In other words, it is only the horizontally-polarised component of the photon that gets reflected. Generally,

With a photon of polarisation 45°,

and hence the probabilities are

It is important to realise that the visuals represent the *state* of the photon rather than the photon itself – the photon cannot split into half! The above situation is therefore intepreted as follows:

“*If a single photon with polarisation 45° moving rightwards passes through a beam splitter, there will be*

*a 50% chance of finding it on the right path of the beam splitter with a vertical polarisation,**a 50% chance of finding it on the bottom path of the beam splitter with a horizontal polarisation,**and no chance of finding it anywhere or anyhow else.”*

Mirrors, represented with

Dude If we pass vertically polarised light through a Faraday rotator - rotating the polarisation by some angle theta - (MORE)

Both beam splitter disappears upwards as the camera follows the top photon to right frame, where a Faraday rotator is present. The arrow rotates clockwise a little as it passes through the rotator.

When light of a certain polarisation passes through a uniform magnetic field, its plane of polarisation shifts due to the Faraday effect. By controlling the strength of the magnetic field, the polarisation of a photon can be rotated to a certain angle: here depicted as

Dude (cont'd) - then through this inteferometer, the photon ends up at the bottom with polarisation theta.

Without first including Tommy, the experimental setup acts on the incoming vertically-polarised photon via the following steps:

- Start with a vertically polarised photon moving rightwards:
- Rotate its polarisation by an angle of 45°:
- Pass it through the beam-splitter:
- Reflect it with the mirror:
- Pass it through the beam-splitter
*again*: - Detect if a photon is present at the bottom (
*Is there a photon moving downwards?*): , where is the state of the photon after it goes through the experimental setup with the number of loops

The final state of the photon

where we have defined

Hence,

Meanwhile, the presence of Tommy means that

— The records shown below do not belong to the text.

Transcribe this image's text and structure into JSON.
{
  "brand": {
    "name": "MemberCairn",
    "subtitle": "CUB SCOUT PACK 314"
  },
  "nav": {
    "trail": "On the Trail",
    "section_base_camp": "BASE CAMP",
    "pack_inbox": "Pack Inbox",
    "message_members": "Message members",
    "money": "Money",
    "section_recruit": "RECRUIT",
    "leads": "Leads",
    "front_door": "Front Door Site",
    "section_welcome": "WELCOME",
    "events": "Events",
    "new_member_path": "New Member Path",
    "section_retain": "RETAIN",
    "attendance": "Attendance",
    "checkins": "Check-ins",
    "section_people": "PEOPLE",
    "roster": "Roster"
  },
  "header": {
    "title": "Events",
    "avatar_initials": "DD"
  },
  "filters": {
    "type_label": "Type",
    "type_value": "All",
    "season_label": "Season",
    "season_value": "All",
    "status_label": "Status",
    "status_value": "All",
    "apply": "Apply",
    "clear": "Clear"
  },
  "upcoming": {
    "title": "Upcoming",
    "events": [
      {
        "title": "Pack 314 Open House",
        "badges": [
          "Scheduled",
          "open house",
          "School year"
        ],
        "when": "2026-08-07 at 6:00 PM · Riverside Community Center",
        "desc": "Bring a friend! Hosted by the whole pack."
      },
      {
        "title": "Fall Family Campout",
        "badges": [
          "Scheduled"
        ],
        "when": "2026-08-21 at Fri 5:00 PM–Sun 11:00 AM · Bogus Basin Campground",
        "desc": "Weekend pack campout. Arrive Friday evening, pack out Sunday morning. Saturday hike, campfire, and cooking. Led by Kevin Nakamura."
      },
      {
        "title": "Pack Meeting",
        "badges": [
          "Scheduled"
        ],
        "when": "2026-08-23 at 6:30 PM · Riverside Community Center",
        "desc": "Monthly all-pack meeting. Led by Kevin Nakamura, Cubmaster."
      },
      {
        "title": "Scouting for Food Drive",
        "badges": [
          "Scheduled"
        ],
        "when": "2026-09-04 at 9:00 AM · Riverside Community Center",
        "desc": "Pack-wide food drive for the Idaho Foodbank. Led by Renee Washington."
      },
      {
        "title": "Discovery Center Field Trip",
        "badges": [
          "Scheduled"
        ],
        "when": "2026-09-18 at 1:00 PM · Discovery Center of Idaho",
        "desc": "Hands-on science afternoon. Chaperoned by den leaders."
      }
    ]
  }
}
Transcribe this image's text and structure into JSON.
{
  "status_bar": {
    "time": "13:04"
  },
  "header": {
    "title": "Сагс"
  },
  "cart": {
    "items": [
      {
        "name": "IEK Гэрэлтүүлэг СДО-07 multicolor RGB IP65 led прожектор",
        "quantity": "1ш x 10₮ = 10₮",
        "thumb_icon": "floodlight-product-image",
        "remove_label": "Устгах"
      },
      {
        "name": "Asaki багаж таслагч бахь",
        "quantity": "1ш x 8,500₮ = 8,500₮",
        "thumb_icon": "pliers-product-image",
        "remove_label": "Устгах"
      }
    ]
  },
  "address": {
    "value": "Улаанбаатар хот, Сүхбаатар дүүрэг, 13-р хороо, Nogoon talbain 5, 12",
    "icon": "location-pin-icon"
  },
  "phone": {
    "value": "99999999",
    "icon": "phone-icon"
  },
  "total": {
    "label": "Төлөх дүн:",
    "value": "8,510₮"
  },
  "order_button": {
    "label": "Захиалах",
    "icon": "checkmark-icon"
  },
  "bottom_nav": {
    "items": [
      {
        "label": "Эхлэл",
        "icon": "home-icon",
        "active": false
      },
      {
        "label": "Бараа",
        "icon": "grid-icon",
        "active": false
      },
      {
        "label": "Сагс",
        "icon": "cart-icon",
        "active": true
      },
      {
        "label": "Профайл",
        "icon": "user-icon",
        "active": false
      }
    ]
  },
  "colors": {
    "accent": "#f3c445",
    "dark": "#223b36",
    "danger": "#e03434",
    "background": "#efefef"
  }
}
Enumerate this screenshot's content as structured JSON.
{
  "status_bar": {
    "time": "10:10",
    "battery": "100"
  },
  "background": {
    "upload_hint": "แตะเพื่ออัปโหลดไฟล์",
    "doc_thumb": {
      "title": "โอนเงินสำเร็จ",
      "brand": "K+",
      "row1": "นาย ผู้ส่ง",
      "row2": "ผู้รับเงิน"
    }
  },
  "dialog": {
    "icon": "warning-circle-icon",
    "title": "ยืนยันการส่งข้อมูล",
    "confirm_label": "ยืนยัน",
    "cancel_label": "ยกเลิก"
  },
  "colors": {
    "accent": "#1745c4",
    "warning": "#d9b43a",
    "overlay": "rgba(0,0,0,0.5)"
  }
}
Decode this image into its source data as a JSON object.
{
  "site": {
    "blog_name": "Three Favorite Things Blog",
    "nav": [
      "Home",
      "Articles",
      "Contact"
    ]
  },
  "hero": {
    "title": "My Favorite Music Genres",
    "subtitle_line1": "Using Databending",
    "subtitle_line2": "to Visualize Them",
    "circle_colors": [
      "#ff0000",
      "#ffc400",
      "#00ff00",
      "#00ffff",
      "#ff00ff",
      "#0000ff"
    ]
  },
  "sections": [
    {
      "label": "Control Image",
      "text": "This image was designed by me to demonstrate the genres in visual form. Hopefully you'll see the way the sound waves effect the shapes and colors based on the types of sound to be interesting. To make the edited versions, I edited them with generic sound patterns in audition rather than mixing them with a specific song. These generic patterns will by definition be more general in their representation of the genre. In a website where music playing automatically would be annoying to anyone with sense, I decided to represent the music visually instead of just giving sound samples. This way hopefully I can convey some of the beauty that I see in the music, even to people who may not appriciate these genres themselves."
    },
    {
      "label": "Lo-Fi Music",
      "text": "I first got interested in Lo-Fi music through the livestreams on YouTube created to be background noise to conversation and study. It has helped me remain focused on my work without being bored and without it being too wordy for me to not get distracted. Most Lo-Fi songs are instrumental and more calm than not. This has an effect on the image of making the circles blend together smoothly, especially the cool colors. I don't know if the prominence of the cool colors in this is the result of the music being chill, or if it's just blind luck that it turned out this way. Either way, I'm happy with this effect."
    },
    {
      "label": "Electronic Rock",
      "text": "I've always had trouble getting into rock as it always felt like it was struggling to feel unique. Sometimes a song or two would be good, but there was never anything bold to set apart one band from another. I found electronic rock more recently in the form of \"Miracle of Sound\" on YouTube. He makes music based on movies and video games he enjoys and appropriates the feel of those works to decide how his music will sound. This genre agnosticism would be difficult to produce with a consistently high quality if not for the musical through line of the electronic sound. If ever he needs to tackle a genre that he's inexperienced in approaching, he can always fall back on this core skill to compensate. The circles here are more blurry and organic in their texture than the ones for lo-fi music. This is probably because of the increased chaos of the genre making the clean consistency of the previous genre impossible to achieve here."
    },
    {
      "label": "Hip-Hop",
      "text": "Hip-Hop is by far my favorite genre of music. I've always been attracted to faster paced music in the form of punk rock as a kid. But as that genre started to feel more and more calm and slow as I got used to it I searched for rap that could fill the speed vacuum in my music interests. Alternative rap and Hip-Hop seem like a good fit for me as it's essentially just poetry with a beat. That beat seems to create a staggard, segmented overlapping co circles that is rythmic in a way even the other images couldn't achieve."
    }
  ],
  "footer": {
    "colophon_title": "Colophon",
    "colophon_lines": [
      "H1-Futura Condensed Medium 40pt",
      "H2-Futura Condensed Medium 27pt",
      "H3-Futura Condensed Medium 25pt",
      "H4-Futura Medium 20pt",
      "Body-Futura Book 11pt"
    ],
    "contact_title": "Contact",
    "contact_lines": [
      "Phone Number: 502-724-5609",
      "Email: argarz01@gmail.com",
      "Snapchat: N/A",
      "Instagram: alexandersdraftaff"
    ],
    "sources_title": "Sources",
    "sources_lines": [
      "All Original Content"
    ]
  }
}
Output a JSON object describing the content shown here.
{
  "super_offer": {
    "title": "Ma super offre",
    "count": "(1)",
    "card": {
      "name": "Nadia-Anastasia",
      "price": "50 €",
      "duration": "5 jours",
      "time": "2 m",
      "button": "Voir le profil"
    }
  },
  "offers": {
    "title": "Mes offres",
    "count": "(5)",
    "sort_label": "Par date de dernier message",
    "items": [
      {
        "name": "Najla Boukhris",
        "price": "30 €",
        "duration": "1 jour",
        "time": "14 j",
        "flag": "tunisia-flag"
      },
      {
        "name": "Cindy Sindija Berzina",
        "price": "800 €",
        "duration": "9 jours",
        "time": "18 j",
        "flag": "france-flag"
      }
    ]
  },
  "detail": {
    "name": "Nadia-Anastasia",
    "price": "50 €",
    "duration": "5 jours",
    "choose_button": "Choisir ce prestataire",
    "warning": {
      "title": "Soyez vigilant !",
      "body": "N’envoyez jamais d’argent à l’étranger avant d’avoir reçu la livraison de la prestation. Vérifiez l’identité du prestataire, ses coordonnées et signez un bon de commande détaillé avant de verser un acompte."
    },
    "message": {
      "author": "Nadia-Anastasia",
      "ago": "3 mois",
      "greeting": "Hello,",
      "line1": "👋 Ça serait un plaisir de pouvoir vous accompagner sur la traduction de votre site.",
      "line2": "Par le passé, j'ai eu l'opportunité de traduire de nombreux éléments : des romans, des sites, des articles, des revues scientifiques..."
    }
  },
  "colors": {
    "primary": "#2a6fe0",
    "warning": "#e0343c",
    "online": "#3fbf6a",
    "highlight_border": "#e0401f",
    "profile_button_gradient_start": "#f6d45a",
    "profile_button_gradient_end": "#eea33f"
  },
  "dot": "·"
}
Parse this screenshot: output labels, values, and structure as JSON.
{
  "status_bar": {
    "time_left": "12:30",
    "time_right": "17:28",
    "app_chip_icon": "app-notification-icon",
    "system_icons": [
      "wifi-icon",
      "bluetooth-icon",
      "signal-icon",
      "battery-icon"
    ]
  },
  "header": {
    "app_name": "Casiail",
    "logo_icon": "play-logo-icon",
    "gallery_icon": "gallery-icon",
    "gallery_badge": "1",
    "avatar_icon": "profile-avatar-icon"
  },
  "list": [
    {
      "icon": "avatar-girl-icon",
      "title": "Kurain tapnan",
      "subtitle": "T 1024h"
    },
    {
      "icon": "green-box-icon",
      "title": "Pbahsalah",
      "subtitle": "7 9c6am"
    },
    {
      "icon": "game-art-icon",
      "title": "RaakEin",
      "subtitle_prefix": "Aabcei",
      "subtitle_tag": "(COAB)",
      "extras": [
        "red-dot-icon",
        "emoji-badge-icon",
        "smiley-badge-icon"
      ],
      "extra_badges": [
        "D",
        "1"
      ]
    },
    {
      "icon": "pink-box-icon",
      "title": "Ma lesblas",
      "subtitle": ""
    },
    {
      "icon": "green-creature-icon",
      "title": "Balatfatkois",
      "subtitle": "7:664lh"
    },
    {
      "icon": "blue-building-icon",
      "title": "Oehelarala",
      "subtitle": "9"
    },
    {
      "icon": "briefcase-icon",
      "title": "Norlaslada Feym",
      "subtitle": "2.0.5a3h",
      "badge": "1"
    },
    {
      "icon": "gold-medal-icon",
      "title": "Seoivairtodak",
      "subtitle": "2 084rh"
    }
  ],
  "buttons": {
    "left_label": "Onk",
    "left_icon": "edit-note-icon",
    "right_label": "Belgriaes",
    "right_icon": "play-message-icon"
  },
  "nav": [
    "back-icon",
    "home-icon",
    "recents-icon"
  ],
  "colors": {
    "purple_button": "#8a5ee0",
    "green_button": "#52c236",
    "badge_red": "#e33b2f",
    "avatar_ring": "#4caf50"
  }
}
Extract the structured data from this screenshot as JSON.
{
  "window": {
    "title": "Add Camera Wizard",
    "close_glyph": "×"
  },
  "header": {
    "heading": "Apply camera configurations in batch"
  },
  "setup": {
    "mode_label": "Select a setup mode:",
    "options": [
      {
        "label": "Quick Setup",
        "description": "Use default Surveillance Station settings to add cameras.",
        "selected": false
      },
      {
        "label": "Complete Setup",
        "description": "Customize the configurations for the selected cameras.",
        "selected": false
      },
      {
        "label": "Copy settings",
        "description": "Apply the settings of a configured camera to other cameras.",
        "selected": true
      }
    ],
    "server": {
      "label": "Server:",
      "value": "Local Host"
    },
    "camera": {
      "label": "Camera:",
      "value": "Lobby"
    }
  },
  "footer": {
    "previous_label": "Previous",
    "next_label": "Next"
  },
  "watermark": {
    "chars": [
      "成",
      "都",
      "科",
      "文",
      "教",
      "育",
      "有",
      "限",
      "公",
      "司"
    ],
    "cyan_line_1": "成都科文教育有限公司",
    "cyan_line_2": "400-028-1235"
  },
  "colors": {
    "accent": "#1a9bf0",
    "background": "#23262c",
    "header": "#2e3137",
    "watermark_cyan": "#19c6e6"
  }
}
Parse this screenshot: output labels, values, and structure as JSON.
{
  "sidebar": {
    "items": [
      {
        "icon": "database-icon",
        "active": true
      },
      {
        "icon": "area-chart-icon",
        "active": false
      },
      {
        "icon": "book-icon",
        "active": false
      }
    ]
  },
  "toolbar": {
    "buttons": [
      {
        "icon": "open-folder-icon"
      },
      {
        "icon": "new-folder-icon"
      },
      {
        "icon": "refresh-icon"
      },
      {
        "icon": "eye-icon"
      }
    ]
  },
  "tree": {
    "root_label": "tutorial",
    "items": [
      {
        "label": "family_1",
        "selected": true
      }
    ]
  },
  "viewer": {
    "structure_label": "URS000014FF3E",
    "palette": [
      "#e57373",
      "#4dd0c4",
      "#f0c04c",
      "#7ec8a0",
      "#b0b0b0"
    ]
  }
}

which is representative of the fact that the rightwards-moving photon is “absorbed” by Tommy, while the downwards-moving photon continues in its path. Therefore, with this setup,

So there is a 50% chance of detecting the photon at the bottom, and a 50% chance of Tommy absorbing the photon (and dying).

- Kwiat P., Weinfurter H., Herdzog T., Zeilinger A., & Kasevich M. (1995). Experimental Realization of Interaction‐free Measurements.
*Annals of the New York Academy of Sciences, 755*(1): 383-393. https://doi.org/10.1111/j.1749-6632.1995.tb38981.x